Data records for software interfaces
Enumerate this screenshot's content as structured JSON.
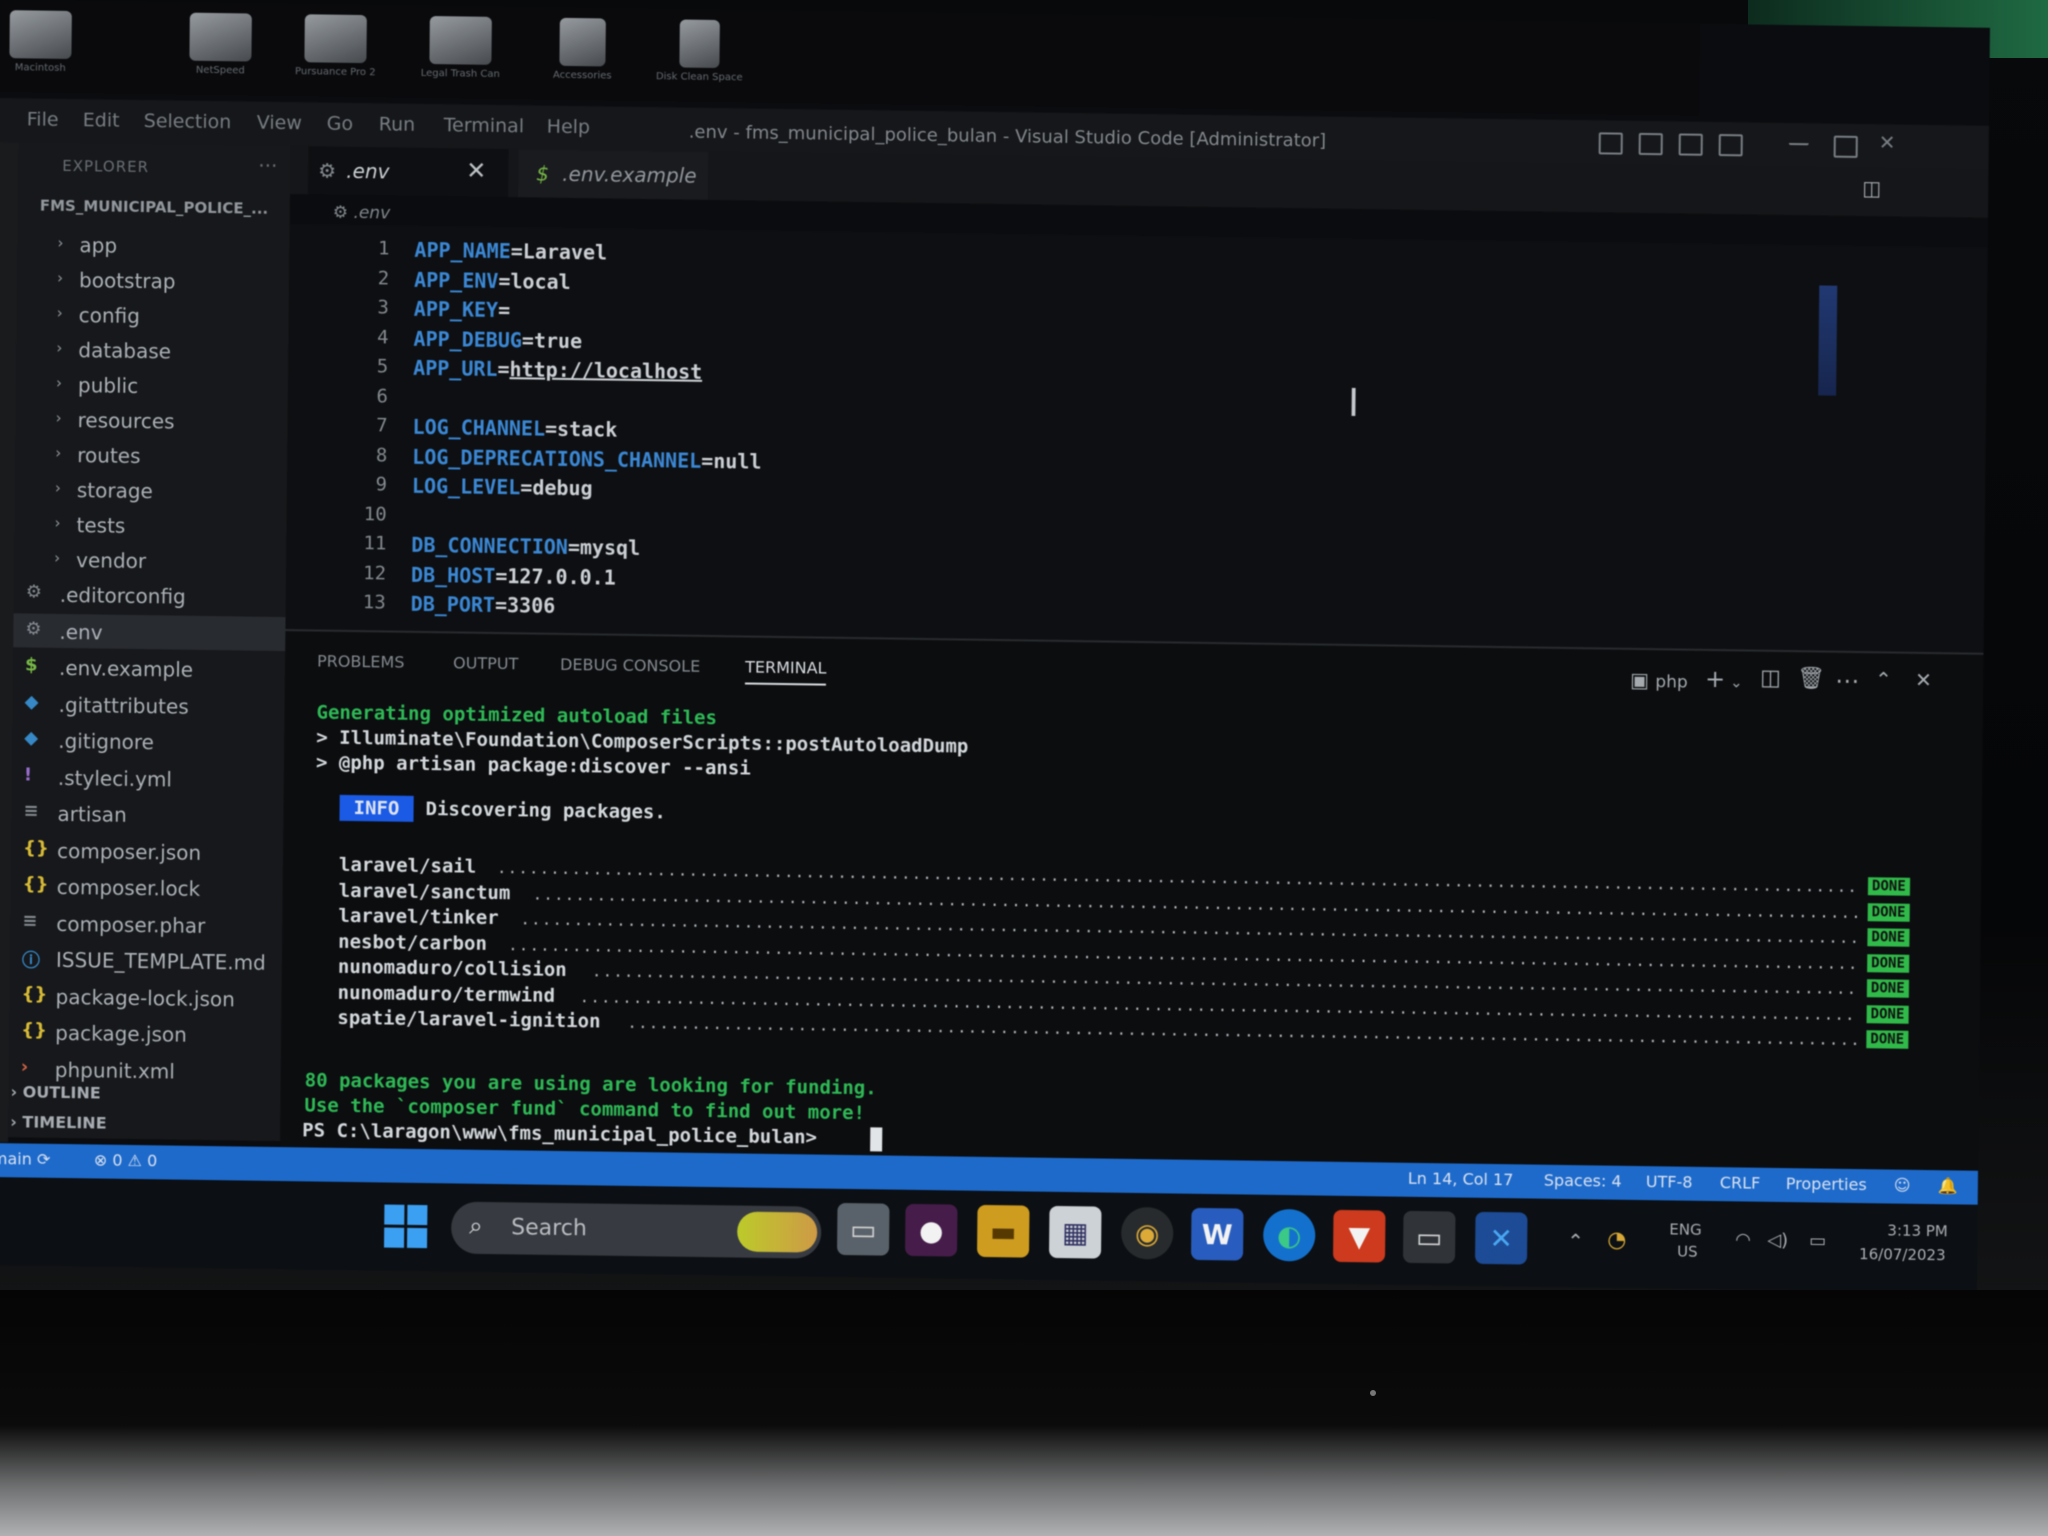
{
  "desktop_icons": [
    {
      "label": "Macintosh"
    },
    {
      "label": "NetSpeed"
    },
    {
      "label": "Pursuance Pro 2"
    },
    {
      "label": "Legal Trash Can"
    },
    {
      "label": "Accessories"
    },
    {
      "label": "Disk Clean Space"
    }
  ],
  "window": {
    "menus": [
      "File",
      "Edit",
      "Selection",
      "View",
      "Go",
      "Run",
      "Terminal",
      "Help"
    ],
    "title": ".env - fms_municipal_police_bulan - Visual Studio Code [Administrator]"
  },
  "sidebar": {
    "title": "EXPLORER",
    "more": "···",
    "project": "FMS_MUNICIPAL_POLICE_...",
    "folders": [
      "app",
      "bootstrap",
      "config",
      "database",
      "public",
      "resources",
      "routes",
      "storage",
      "tests",
      "vendor"
    ],
    "files": [
      {
        "name": ".editorconfig",
        "icon": "⚙",
        "color": "#8b9197"
      },
      {
        "name": ".env",
        "icon": "⚙",
        "color": "#8b9197"
      },
      {
        "name": ".env.example",
        "icon": "$",
        "color": "#7ec24a"
      },
      {
        "name": ".gitattributes",
        "icon": "◆",
        "color": "#3a8fd1"
      },
      {
        "name": ".gitignore",
        "icon": "◆",
        "color": "#3a8fd1"
      },
      {
        "name": ".styleci.yml",
        "icon": "!",
        "color": "#a173d8"
      },
      {
        "name": "artisan",
        "icon": "≡",
        "color": "#8b9197"
      },
      {
        "name": "composer.json",
        "icon": "{}",
        "color": "#e3c53a"
      },
      {
        "name": "composer.lock",
        "icon": "{}",
        "color": "#e3c53a"
      },
      {
        "name": "composer.phar",
        "icon": "≡",
        "color": "#8b9197"
      },
      {
        "name": "ISSUE_TEMPLATE.md",
        "icon": "ⓘ",
        "color": "#3a8fd1"
      },
      {
        "name": "package-lock.json",
        "icon": "{}",
        "color": "#e3c53a"
      },
      {
        "name": "package.json",
        "icon": "{}",
        "color": "#e3c53a"
      },
      {
        "name": "phpunit.xml",
        "icon": "›",
        "color": "#e06c4a"
      }
    ],
    "outline": "OUTLINE",
    "timeline": "TIMELINE"
  },
  "tabs": [
    {
      "label": ".env",
      "icon": "⚙",
      "color": "#8b9197",
      "active": true
    },
    {
      "label": ".env.example",
      "icon": "$",
      "color": "#7ec24a",
      "active": false
    }
  ],
  "breadcrumb": ".env",
  "editor": {
    "lines": [
      {
        "n": "1",
        "key": "APP_NAME",
        "val": "=Laravel",
        "link": ""
      },
      {
        "n": "2",
        "key": "APP_ENV",
        "val": "=local",
        "link": ""
      },
      {
        "n": "3",
        "key": "APP_KEY",
        "val": "=",
        "link": ""
      },
      {
        "n": "4",
        "key": "APP_DEBUG",
        "val": "=true",
        "link": ""
      },
      {
        "n": "5",
        "key": "APP_URL",
        "val": "=",
        "link": "http://localhost"
      },
      {
        "n": "6",
        "key": "",
        "val": "",
        "link": ""
      },
      {
        "n": "7",
        "key": "LOG_CHANNEL",
        "val": "=stack",
        "link": ""
      },
      {
        "n": "8",
        "key": "LOG_DEPRECATIONS_CHANNEL",
        "val": "=null",
        "link": ""
      },
      {
        "n": "9",
        "key": "LOG_LEVEL",
        "val": "=debug",
        "link": ""
      },
      {
        "n": "10",
        "key": "",
        "val": "",
        "link": ""
      },
      {
        "n": "11",
        "key": "DB_CONNECTION",
        "val": "=mysql",
        "link": ""
      },
      {
        "n": "12",
        "key": "DB_HOST",
        "val": "=127.0.0.1",
        "link": ""
      },
      {
        "n": "13",
        "key": "DB_PORT",
        "val": "=3306",
        "link": ""
      }
    ]
  },
  "panel": {
    "tabs": [
      "PROBLEMS",
      "OUTPUT",
      "DEBUG CONSOLE",
      "TERMINAL"
    ],
    "active_tab": "TERMINAL",
    "shell": "php",
    "terminal": {
      "line1": "Generating optimized autoload files",
      "line2": "> Illuminate\\Foundation\\ComposerScripts::postAutoloadDump",
      "line3": "> @php artisan package:discover --ansi",
      "info_badge": "INFO",
      "info_text": "Discovering packages.",
      "packages": [
        {
          "name": "laravel/sail",
          "status": "DONE"
        },
        {
          "name": "laravel/sanctum",
          "status": "DONE"
        },
        {
          "name": "laravel/tinker",
          "status": "DONE"
        },
        {
          "name": "nesbot/carbon",
          "status": "DONE"
        },
        {
          "name": "nunomaduro/collision",
          "status": "DONE"
        },
        {
          "name": "nunomaduro/termwind",
          "status": "DONE"
        },
        {
          "name": "spatie/laravel-ignition",
          "status": "DONE"
        }
      ],
      "funding1": "80 packages you are using are looking for funding.",
      "funding2": "Use the `composer fund` command to find out more!",
      "prompt": "PS C:\\laragon\\www\\fms_municipal_police_bulan> "
    }
  },
  "statusbar": {
    "branch": "main",
    "problems": "⊗ 0 ⚠ 0",
    "position": "Ln 14, Col 17",
    "spaces": "Spaces: 4",
    "encoding": "UTF-8",
    "eol": "CRLF",
    "language": "Properties"
  },
  "taskbar": {
    "search": "Search",
    "lang1": "ENG",
    "lang2": "US",
    "time": "3:13 PM",
    "date": "16/07/2023"
  },
  "colors": {
    "statusbar": "#1f70d6",
    "info_badge": "#1c5ff0",
    "done": "#33c44d",
    "terminal_green": "#31c35a",
    "env_key": "#3e8fe0"
  }
}
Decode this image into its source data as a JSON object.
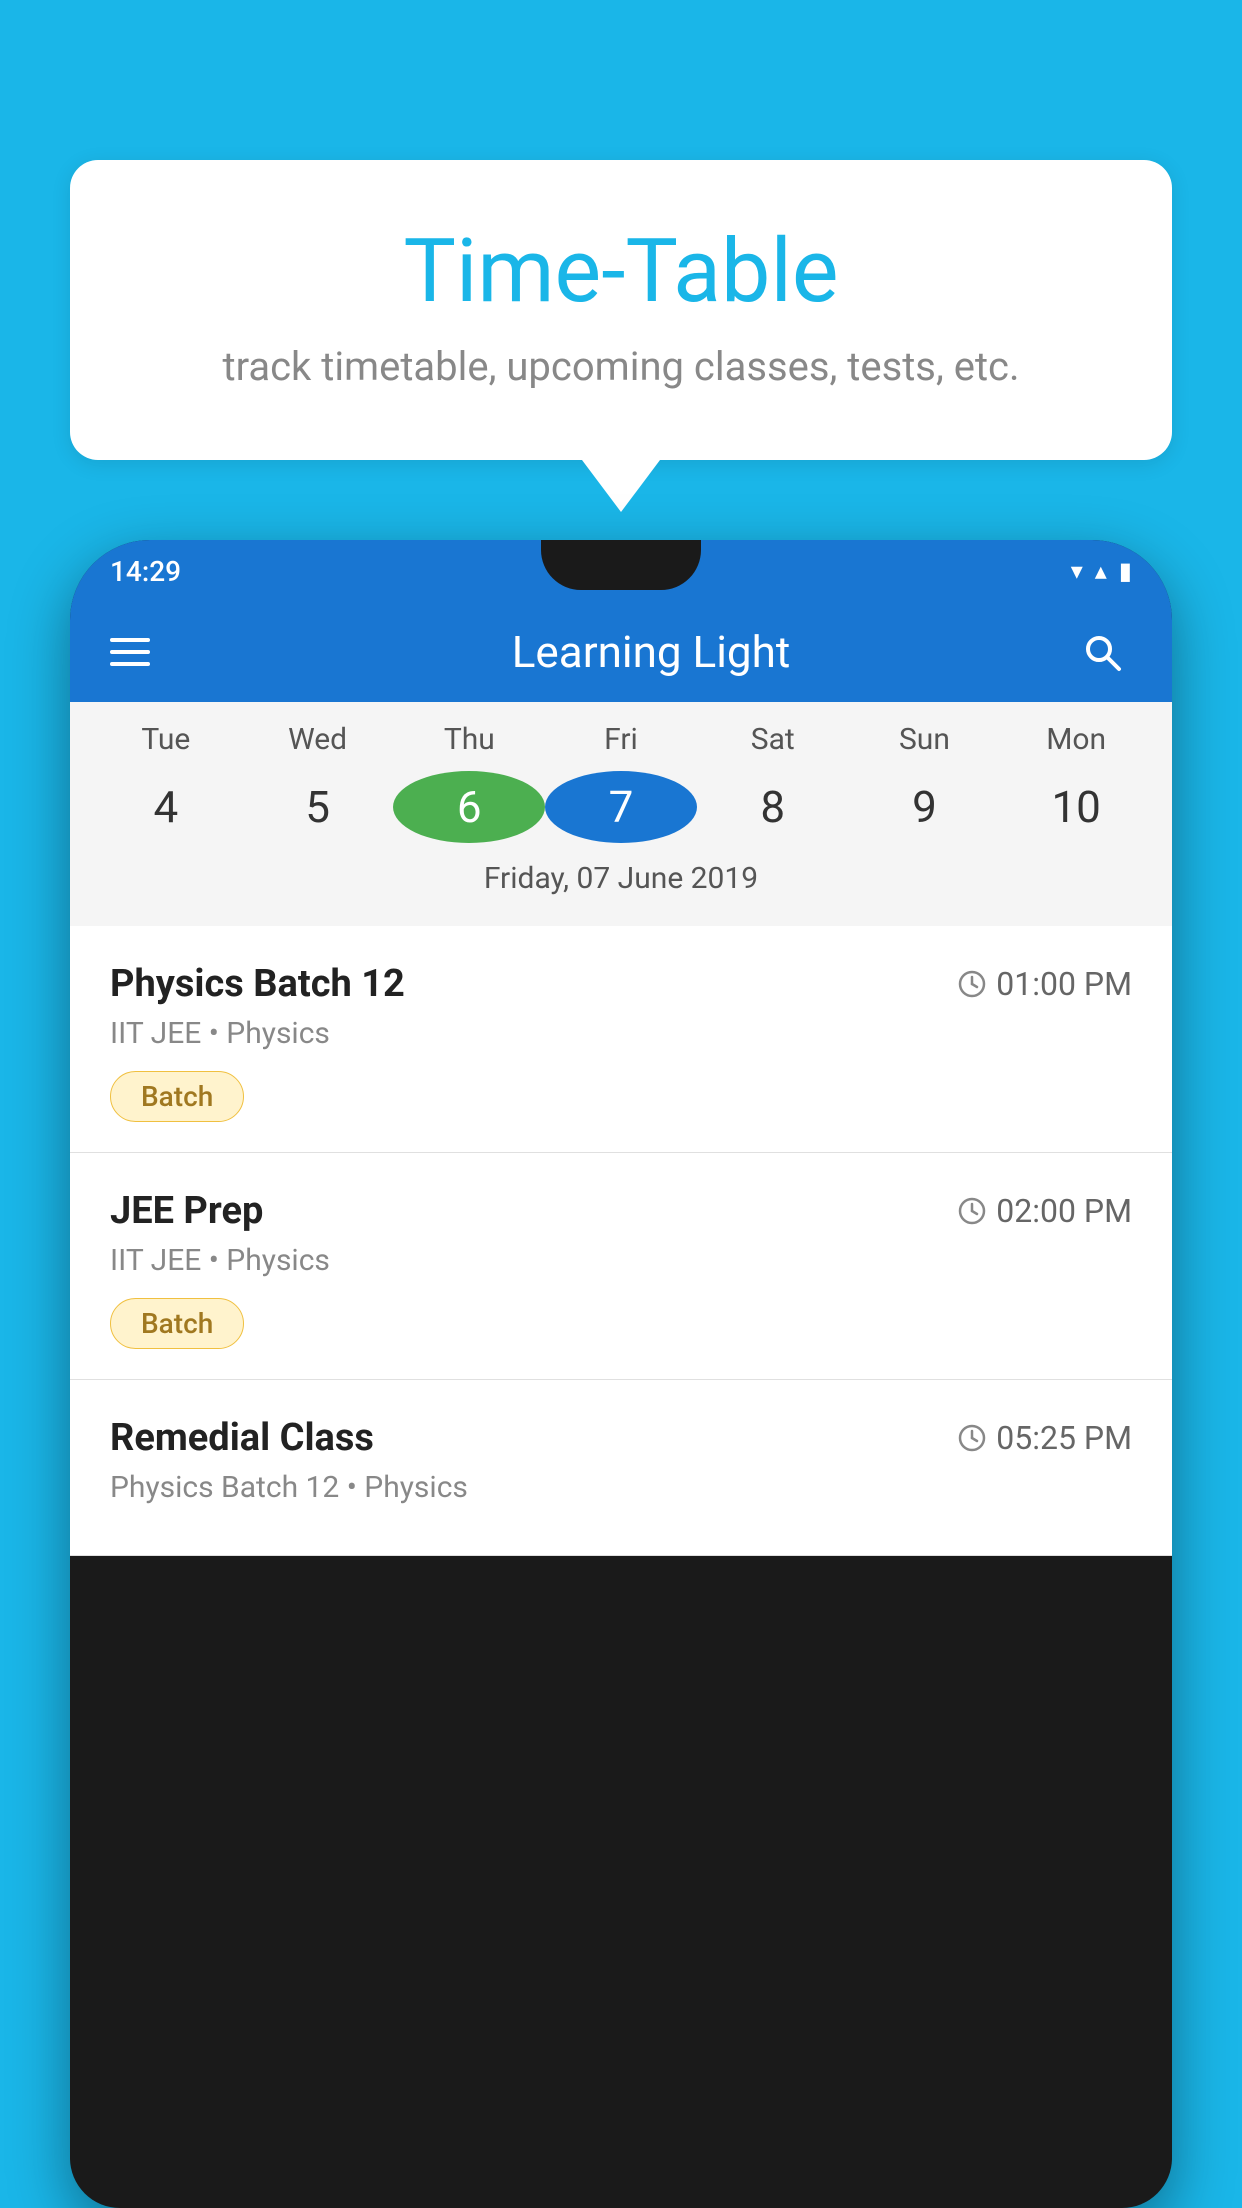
{
  "background_color": "#1ab6e8",
  "bubble": {
    "title": "Time-Table",
    "subtitle": "track timetable, upcoming classes, tests, etc."
  },
  "phone": {
    "status_bar": {
      "time": "14:29"
    },
    "app_bar": {
      "title": "Learning Light"
    },
    "calendar": {
      "days": [
        "Tue",
        "Wed",
        "Thu",
        "Fri",
        "Sat",
        "Sun",
        "Mon"
      ],
      "dates": [
        "4",
        "5",
        "6",
        "7",
        "8",
        "9",
        "10"
      ],
      "today_index": 2,
      "selected_index": 3,
      "selected_label": "Friday, 07 June 2019"
    },
    "classes": [
      {
        "name": "Physics Batch 12",
        "time": "01:00 PM",
        "meta": "IIT JEE • Physics",
        "badge": "Batch"
      },
      {
        "name": "JEE Prep",
        "time": "02:00 PM",
        "meta": "IIT JEE • Physics",
        "badge": "Batch"
      },
      {
        "name": "Remedial Class",
        "time": "05:25 PM",
        "meta": "Physics Batch 12 • Physics",
        "badge": null
      }
    ]
  },
  "icons": {
    "hamburger": "☰",
    "search": "🔍",
    "clock": "🕐",
    "wifi": "▼",
    "signal": "▲",
    "battery": "▮"
  }
}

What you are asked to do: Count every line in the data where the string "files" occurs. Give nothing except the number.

Exercise solution: 2